Cash-only transactions or untraceable payment methods: Be cautious if the seller insists on cash-only transactions or payment methods that cannot be traced, such as wire transfers or cryptocurrency. These methods may be used to avoid detection of illegal activity.

Unwillingness to meet in public places: If the seller refuses to meet in a public place or insists on conducting the transaction in a secluded location, it could be a red flag for illegal activity. Always prioritize safety and conduct transactions in well-lit, public areas.

Trust your instincts: Ultimately, trust your instincts and gut feelings. If something feels off or too good to be true, it’s better to walk away from the deal and avoid potential legal or financial consequences.

Knowing when to walk away:

One of the most crucial skills when buying a car is knowing when to walk away from a deal. Several red flags should prompt you to reconsider your purchase:

Hidden fees: If a dealer tries to sneak in extra fees or charges that were not disclosed initially, it’s a clear indication of dishonesty. Be wary of additional costs that seem unreasonable or unjustified.

Refusal to provide information: A reputable dealer should be transparent about the car’s history, including its maintenance records, accident history (if any), and previous ownership. If a seller is hesitant to provide this information, it’s best to walk away.

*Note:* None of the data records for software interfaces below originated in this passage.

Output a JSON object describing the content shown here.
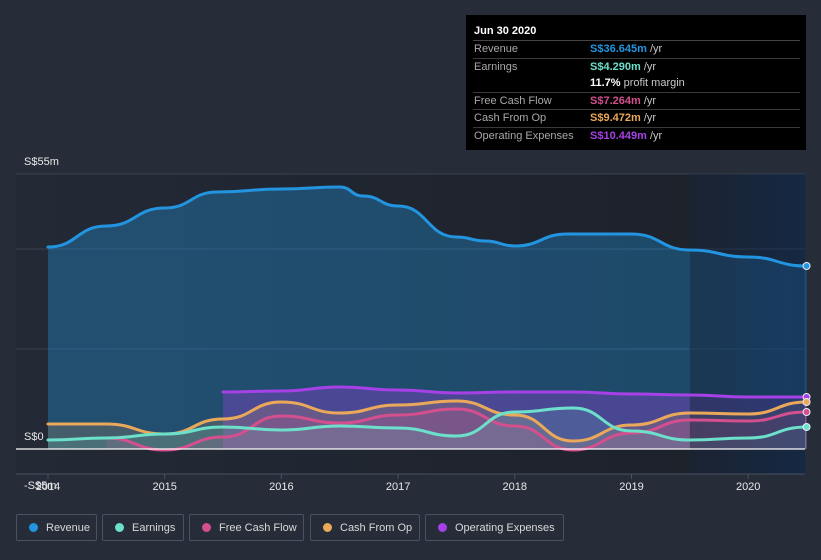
{
  "tooltip": {
    "date": "Jun 30 2020",
    "rows": [
      {
        "label": "Revenue",
        "value": "S$36.645m",
        "unit": " /yr",
        "color": "#2394df"
      },
      {
        "label": "Earnings",
        "value": "S$4.290m",
        "unit": " /yr",
        "color": "#6ce0cb"
      },
      {
        "label": "",
        "value": "11.7%",
        "unit": " profit margin",
        "color": "#ffffff"
      },
      {
        "label": "Free Cash Flow",
        "value": "S$7.264m",
        "unit": " /yr",
        "color": "#d34f8e"
      },
      {
        "label": "Cash From Op",
        "value": "S$9.472m",
        "unit": " /yr",
        "color": "#eaa85a"
      },
      {
        "label": "Operating Expenses",
        "value": "S$10.449m",
        "unit": " /yr",
        "color": "#a541e6"
      }
    ]
  },
  "legend": [
    {
      "label": "Revenue",
      "color": "#2394df"
    },
    {
      "label": "Earnings",
      "color": "#6ce0cb"
    },
    {
      "label": "Free Cash Flow",
      "color": "#d34f8e"
    },
    {
      "label": "Cash From Op",
      "color": "#eaa85a"
    },
    {
      "label": "Operating Expenses",
      "color": "#a541e6"
    }
  ],
  "chart_data": {
    "type": "area",
    "title": "",
    "xlabel": "",
    "ylabel": "",
    "currency_unit": "S$m",
    "ylim": [
      -5,
      55
    ],
    "xlim": [
      2013.7,
      2020.5
    ],
    "y_tick_labels": [
      {
        "value": 55,
        "label": "S$55m"
      },
      {
        "value": 0,
        "label": "S$0"
      },
      {
        "value": -5,
        "label": "-S$5m"
      }
    ],
    "x_tick_labels": [
      "2014",
      "2015",
      "2016",
      "2017",
      "2018",
      "2019",
      "2020"
    ],
    "x_ticks": [
      2014,
      2015,
      2016,
      2017,
      2018,
      2019,
      2020
    ],
    "gridlines": [
      20,
      40,
      55
    ],
    "highlight_range": [
      2019.5,
      2020.5
    ],
    "series": [
      {
        "name": "Revenue",
        "color": "#2394df",
        "points": [
          [
            2014.0,
            40.4
          ],
          [
            2014.5,
            44.6
          ],
          [
            2015.0,
            48.2
          ],
          [
            2015.45,
            51.4
          ],
          [
            2016.0,
            52.0
          ],
          [
            2016.5,
            52.4
          ],
          [
            2016.7,
            50.6
          ],
          [
            2017.0,
            48.6
          ],
          [
            2017.5,
            42.4
          ],
          [
            2017.75,
            41.6
          ],
          [
            2018.0,
            40.6
          ],
          [
            2018.45,
            43.0
          ],
          [
            2019.0,
            43.0
          ],
          [
            2019.5,
            39.8
          ],
          [
            2020.0,
            38.4
          ],
          [
            2020.5,
            36.6
          ]
        ]
      },
      {
        "name": "Operating Expenses",
        "color": "#a541e6",
        "points": [
          [
            2015.5,
            11.4
          ],
          [
            2016.0,
            11.6
          ],
          [
            2016.5,
            12.4
          ],
          [
            2017.0,
            11.8
          ],
          [
            2017.5,
            11.2
          ],
          [
            2018.0,
            11.4
          ],
          [
            2018.5,
            11.4
          ],
          [
            2019.0,
            11.0
          ],
          [
            2019.5,
            10.8
          ],
          [
            2020.0,
            10.4
          ],
          [
            2020.5,
            10.4
          ]
        ]
      },
      {
        "name": "Cash From Op",
        "color": "#eaa85a",
        "points": [
          [
            2014.0,
            5.0
          ],
          [
            2014.5,
            5.0
          ],
          [
            2015.0,
            3.0
          ],
          [
            2015.5,
            6.0
          ],
          [
            2016.0,
            9.4
          ],
          [
            2016.5,
            7.2
          ],
          [
            2017.0,
            8.8
          ],
          [
            2017.5,
            9.6
          ],
          [
            2018.0,
            6.8
          ],
          [
            2018.5,
            1.6
          ],
          [
            2019.0,
            4.8
          ],
          [
            2019.5,
            7.2
          ],
          [
            2020.0,
            7.0
          ],
          [
            2020.5,
            9.4
          ]
        ]
      },
      {
        "name": "Free Cash Flow",
        "color": "#d34f8e",
        "points": [
          [
            2014.5,
            2.2
          ],
          [
            2015.0,
            -0.2
          ],
          [
            2015.5,
            2.4
          ],
          [
            2016.0,
            6.6
          ],
          [
            2016.5,
            5.2
          ],
          [
            2017.0,
            6.8
          ],
          [
            2017.5,
            8.0
          ],
          [
            2018.0,
            4.6
          ],
          [
            2018.5,
            -0.2
          ],
          [
            2019.0,
            3.2
          ],
          [
            2019.5,
            5.8
          ],
          [
            2020.0,
            5.6
          ],
          [
            2020.5,
            7.4
          ]
        ]
      },
      {
        "name": "Earnings",
        "color": "#6ce0cb",
        "points": [
          [
            2014.0,
            1.8
          ],
          [
            2014.5,
            2.2
          ],
          [
            2015.0,
            3.0
          ],
          [
            2015.5,
            4.4
          ],
          [
            2016.0,
            3.8
          ],
          [
            2016.5,
            4.6
          ],
          [
            2017.0,
            4.2
          ],
          [
            2017.5,
            2.6
          ],
          [
            2018.0,
            7.4
          ],
          [
            2018.5,
            8.2
          ],
          [
            2019.0,
            3.6
          ],
          [
            2019.5,
            1.8
          ],
          [
            2020.0,
            2.2
          ],
          [
            2020.5,
            4.4
          ]
        ]
      }
    ]
  }
}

Pressure tactics: High-pressure sales tactics are often employed to rush buyers into making impulsive decisions. Take your time to evaluate the vehicle and negotiate on your terms. If a seller is overly pushy or aggressive, it’s a sign that they may not have your best interests at heart.

Incomplete documentation: Ensure that all necessary paperwork, including the vehicle registration, and warranty information, is in order before finalizing the purchase. If a seller cannot provide complete documentation, it’s a major red flag.

Buying a car in Ontario requires careful consideration and attention to detail. By familiarizing yourself with OMVIC regulations and recognizing red flags, you can make an informed decision and ensure a smooth and satisfactory car-buying experience. Remember, when in doubt, trust your instincts and don’t hesitate to walk away from a deal that doesn’t feel right.